It was Singh's second stop in Montreal after launching his campaign in the city, where the party is trying to rebuild after being nearly wiped out of Quebec two years ago.
Offering an alternative
The NDP's internal polling shows momentum is building, according to Howard. He said the numbers indicate that the choice for voters is between Singh and Trudeau.
Singh is trying to draw a strong contrast between himself and the Liberal leader as the one who actually cares and will fulfil his promises.
His main pledge: tax the rich more.
"I feel like we've really laid out the question in this election, which is that Justin Trudeau has let the ultra-rich have a free ride," Singh said.
"We are saying that billionaires and millionaires should pay their fair share, and we can invest that into what people need."
WATCH | NDP Leader Jagmeet Singh visits Cowessess First Nation
Howard said the ballot box question this time is about who can make your life better, especially after the pandemic.
"We are talking about some fundamental shifts in the way Canada works," Howard said.
"Closing loopholes, taxing the wealthy and using that money to do things like build a universal pharmacare system or help pay for dental care for people.… That's a big change."

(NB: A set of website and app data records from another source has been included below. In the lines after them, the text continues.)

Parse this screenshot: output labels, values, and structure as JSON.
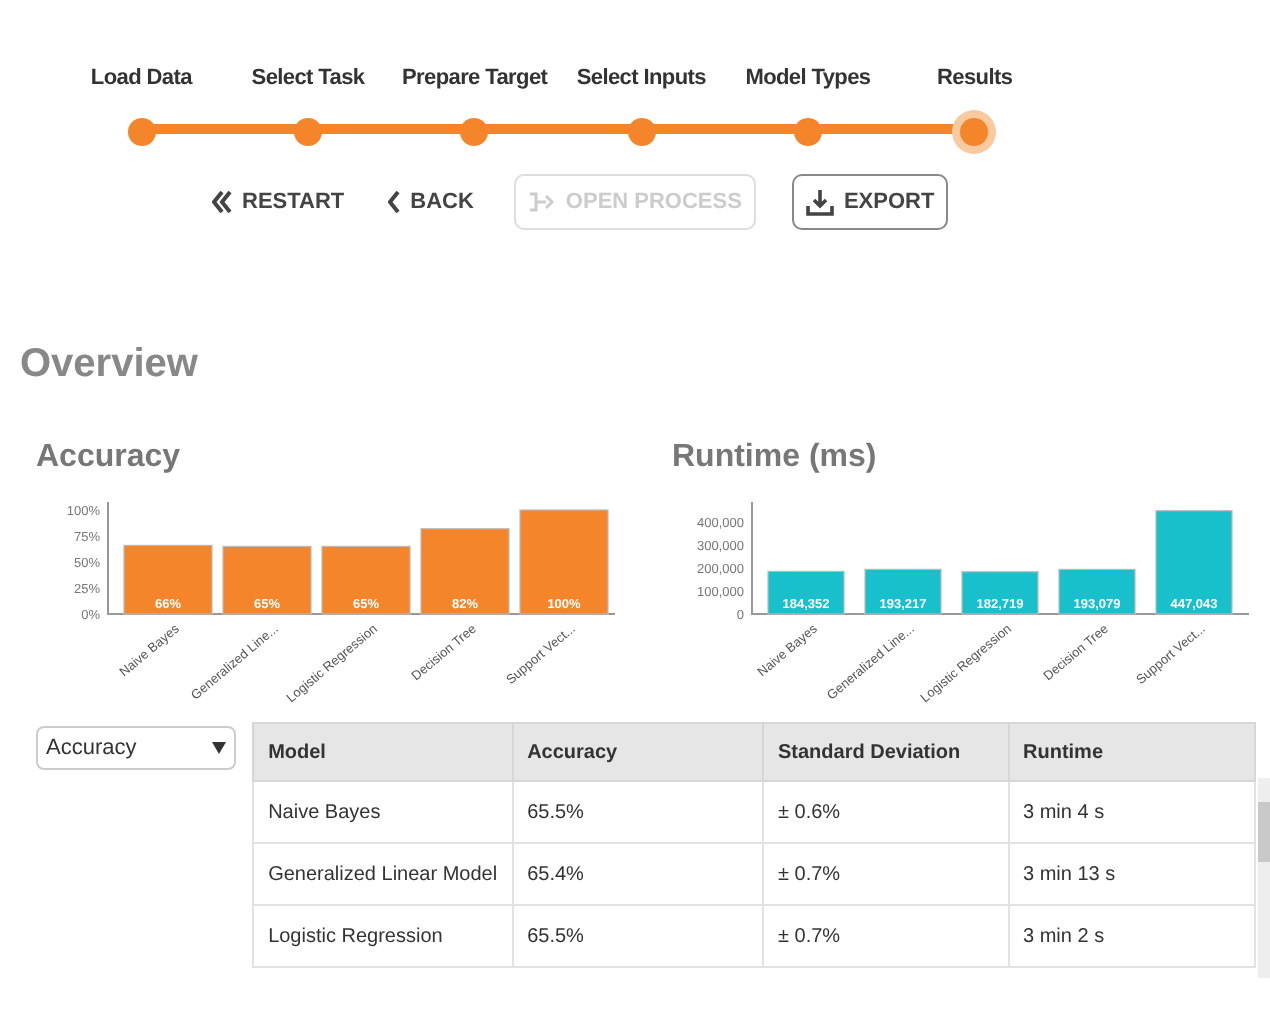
{
  "steps": [
    {
      "label": "Load Data",
      "selected": false
    },
    {
      "label": "Select Task",
      "selected": false
    },
    {
      "label": "Prepare Target",
      "selected": false
    },
    {
      "label": "Select Inputs",
      "selected": false
    },
    {
      "label": "Model Types",
      "selected": false
    },
    {
      "label": "Results",
      "selected": true
    }
  ],
  "actions": [
    {
      "kind": "restart",
      "label": "RESTART",
      "disabled": false,
      "outlined": false
    },
    {
      "kind": "back",
      "label": "BACK",
      "disabled": false,
      "outlined": false
    },
    {
      "kind": "open",
      "label": "OPEN PROCESS",
      "disabled": true,
      "outlined": true
    },
    {
      "kind": "export",
      "label": "EXPORT",
      "disabled": false,
      "outlined": true
    }
  ],
  "overview": {
    "title": "Overview",
    "charts": [
      {
        "title": "Accuracy",
        "chart_data": {
          "type": "bar",
          "categories": [
            "Naive Bayes",
            "Generalized Line...",
            "Logistic Regression",
            "Decision Tree",
            "Support Vect..."
          ],
          "ylim": [
            0,
            100
          ],
          "yticks": [
            {
              "value": 0,
              "label": "0%"
            },
            {
              "value": 25,
              "label": "25%"
            },
            {
              "value": 50,
              "label": "50%"
            },
            {
              "value": 75,
              "label": "75%"
            },
            {
              "value": 100,
              "label": "100%"
            }
          ],
          "series": [
            {
              "color": "#f5852a",
              "values": [
                66,
                65,
                65,
                82,
                100
              ]
            }
          ],
          "value_labels": [
            "66%",
            "65%",
            "65%",
            "82%",
            "100%"
          ]
        }
      },
      {
        "title": "Runtime (ms)",
        "chart_data": {
          "type": "bar",
          "categories": [
            "Naive Bayes",
            "Generalized Line...",
            "Logistic Regression",
            "Decision Tree",
            "Support Vect..."
          ],
          "ylim": [
            0,
            450000
          ],
          "yticks": [
            {
              "value": 0,
              "label": "0"
            },
            {
              "value": 100000,
              "label": "100,000"
            },
            {
              "value": 200000,
              "label": "200,000"
            },
            {
              "value": 300000,
              "label": "300,000"
            },
            {
              "value": 400000,
              "label": "400,000"
            }
          ],
          "series": [
            {
              "color": "#17c0cb",
              "values": [
                184352,
                193217,
                182719,
                193079,
                447043
              ]
            }
          ],
          "value_labels": [
            "184,352",
            "193,217",
            "182,719",
            "193,079",
            "447,043"
          ]
        }
      }
    ]
  },
  "metric_select": {
    "value": "Accuracy"
  },
  "table": {
    "columns": [
      "Model",
      "Accuracy",
      "Standard Deviation",
      "Runtime"
    ],
    "rows": [
      [
        "Naive Bayes",
        "65.5%",
        "± 0.6%",
        "3 min 4 s"
      ],
      [
        "Generalized Linear Model",
        "65.4%",
        "± 0.7%",
        "3 min 13 s"
      ],
      [
        "Logistic Regression",
        "65.5%",
        "± 0.7%",
        "3 min 2 s"
      ]
    ]
  }
}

One topic on the minds of many Canadians — climate change —did not get mentioned much during Singh's swing through Western Canada. While the NDP leader sent funds from his nomination meeting to wildfire relief efforts in B.C., he did not make environmental policies the focus during campaign stops.
But Singh was the only federal leader to visit an Indigenous community in the first election week in an attempt to bring attention back to reconciliation.

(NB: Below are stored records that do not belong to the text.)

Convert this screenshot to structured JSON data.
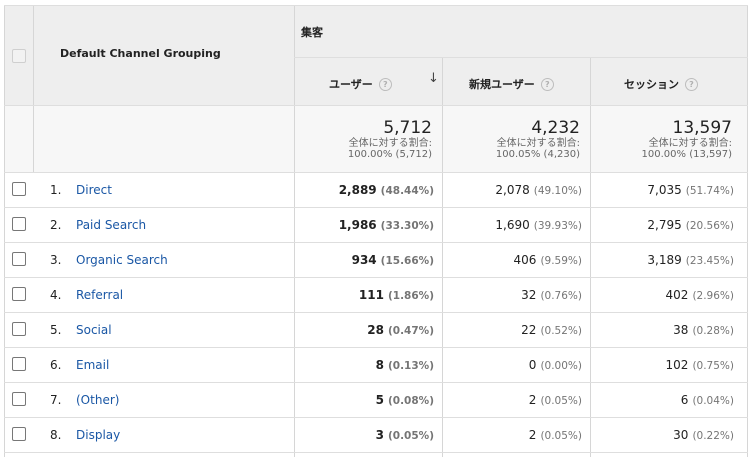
{
  "header": {
    "dimension_title": "Default Channel Grouping",
    "group_title": "集客",
    "metrics": [
      {
        "label": "ユーザー",
        "help": "?",
        "sort_icon": "arrow-down-icon"
      },
      {
        "label": "新規ユーザー",
        "help": "?"
      },
      {
        "label": "セッション",
        "help": "?"
      }
    ]
  },
  "totals": [
    {
      "value": "5,712",
      "share_label": "全体に対する割合:",
      "share": "100.00% (5,712)"
    },
    {
      "value": "4,232",
      "share_label": "全体に対する割合:",
      "share": "100.05% (4,230)"
    },
    {
      "value": "13,597",
      "share_label": "全体に対する割合:",
      "share": "100.00% (13,597)"
    }
  ],
  "rows": [
    {
      "index": "1.",
      "channel": "Direct",
      "users": "2,889",
      "users_pct": "(48.44%)",
      "new_users": "2,078",
      "new_users_pct": "(49.10%)",
      "sessions": "7,035",
      "sessions_pct": "(51.74%)"
    },
    {
      "index": "2.",
      "channel": "Paid Search",
      "users": "1,986",
      "users_pct": "(33.30%)",
      "new_users": "1,690",
      "new_users_pct": "(39.93%)",
      "sessions": "2,795",
      "sessions_pct": "(20.56%)"
    },
    {
      "index": "3.",
      "channel": "Organic Search",
      "users": "934",
      "users_pct": "(15.66%)",
      "new_users": "406",
      "new_users_pct": "(9.59%)",
      "sessions": "3,189",
      "sessions_pct": "(23.45%)"
    },
    {
      "index": "4.",
      "channel": "Referral",
      "users": "111",
      "users_pct": "(1.86%)",
      "new_users": "32",
      "new_users_pct": "(0.76%)",
      "sessions": "402",
      "sessions_pct": "(2.96%)"
    },
    {
      "index": "5.",
      "channel": "Social",
      "users": "28",
      "users_pct": "(0.47%)",
      "new_users": "22",
      "new_users_pct": "(0.52%)",
      "sessions": "38",
      "sessions_pct": "(0.28%)"
    },
    {
      "index": "6.",
      "channel": "Email",
      "users": "8",
      "users_pct": "(0.13%)",
      "new_users": "0",
      "new_users_pct": "(0.00%)",
      "sessions": "102",
      "sessions_pct": "(0.75%)"
    },
    {
      "index": "7.",
      "channel": "(Other)",
      "users": "5",
      "users_pct": "(0.08%)",
      "new_users": "2",
      "new_users_pct": "(0.05%)",
      "sessions": "6",
      "sessions_pct": "(0.04%)"
    },
    {
      "index": "8.",
      "channel": "Display",
      "users": "3",
      "users_pct": "(0.05%)",
      "new_users": "2",
      "new_users_pct": "(0.05%)",
      "sessions": "30",
      "sessions_pct": "(0.22%)"
    }
  ],
  "colors": {
    "link": "#1a57a5",
    "header_bg": "#eeeeee",
    "totals_bg": "#f7f7f7",
    "grid": "#dedede"
  }
}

Singh gave Cowessess First Nation Chief Cadmus Delorme in Saskatchewan the kirpan he has worn throughout his federal political career. He presented Delorme with the kirpan — a knife carried by Sikhs as part of their faith — after visiting hundreds of unmarked graves near the former Marieval Indian Residential School.
Singh became emotional after walking through the rows of markers, and explained that his kirpan symbolizes his promise to fight for justice for Indigenous people.
Singh is doing a mix of in-person and virtual events during this pandemic election by speaking to supporters over Zoom as a way to replace traditional in-person whistle stops.
His routine usually involves a morning announcement without prepared remarks then a few smaller events in the afternoon, such as visiting a local business and strolling the sidewalks nearby.
The stops appear to be targeted more toward social media than rallying supporters on the ground, as only a handful usually show up, while the images of Singh go much further across his multiple online platforms.
During one of those stops in Burnaby North–Seymour, one voter told Singh she knows he has the younger vote, but what about older people?
Singh replied that he's working on it. From housing and rent affordability to improving health care and long-term care, the NDP is trying to attract voters of all ages.
Singh's first week on the campaign trail did not come without some speed bumps. He faced questions over his party's choice to use a multimillion-dollar home in Burnaby, B.C., as the backdrop for an affordable housing promise.
He also became the target of social media backlash on the 10th anniversary of Jack Layton's death after proposing to rename the former NDP leader's riding of Toronto–Danforth as Danforth–Layton.
'It's your time, man'
Although published polls show the NDP is stuck in third place, Singh is still keeping the bar high for himself.
"My goal is to form a New Democrat government, to be the prime minister," Singh said.
Failing that, Singh is not entertaining the idea of forming a coalition with the Liberals in order to avoid a Conservative government.
WATCH | Appealing to young voters on TikTok
"I will work with whatever Canadians elect," Singh said.
"I'll work with whoever I need to to achieve that — the help that people need to tackle the problems people are faced with."
During a quick stop in the Liberal-held riding of York South–Weston in Toronto, a passerby yelled at Singh: "It's your time, man!"
If the moment has arrived for Singh, it will depend on his ability to turn social media likes and sidewalk support into votes in the privacy of the ballot booth.